* **EXERCISE DETAILS**
Check every line of the records below for the string "signals", then report only how many lines have it.

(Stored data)
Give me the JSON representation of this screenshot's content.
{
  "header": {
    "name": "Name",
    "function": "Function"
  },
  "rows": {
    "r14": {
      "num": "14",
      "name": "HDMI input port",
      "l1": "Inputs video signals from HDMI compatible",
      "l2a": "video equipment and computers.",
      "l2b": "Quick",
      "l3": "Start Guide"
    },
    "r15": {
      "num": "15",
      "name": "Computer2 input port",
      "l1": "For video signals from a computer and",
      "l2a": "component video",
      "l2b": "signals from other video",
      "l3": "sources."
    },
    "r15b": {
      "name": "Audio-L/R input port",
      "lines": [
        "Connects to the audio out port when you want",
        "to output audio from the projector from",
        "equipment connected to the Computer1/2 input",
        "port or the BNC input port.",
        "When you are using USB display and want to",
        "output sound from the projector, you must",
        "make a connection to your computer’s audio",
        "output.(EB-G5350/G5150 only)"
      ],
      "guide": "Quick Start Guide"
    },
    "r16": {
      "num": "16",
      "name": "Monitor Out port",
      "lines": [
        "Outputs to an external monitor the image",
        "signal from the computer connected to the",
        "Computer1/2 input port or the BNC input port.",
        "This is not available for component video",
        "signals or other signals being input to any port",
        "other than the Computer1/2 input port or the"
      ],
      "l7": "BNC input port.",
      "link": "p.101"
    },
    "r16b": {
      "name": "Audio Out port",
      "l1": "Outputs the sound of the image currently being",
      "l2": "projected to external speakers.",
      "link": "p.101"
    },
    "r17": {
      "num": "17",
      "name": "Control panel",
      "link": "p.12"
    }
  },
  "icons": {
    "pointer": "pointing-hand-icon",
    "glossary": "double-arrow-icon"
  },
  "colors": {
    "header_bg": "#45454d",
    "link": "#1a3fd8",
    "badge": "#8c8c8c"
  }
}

* **RESPONSE TO THIS EXERCISE**
4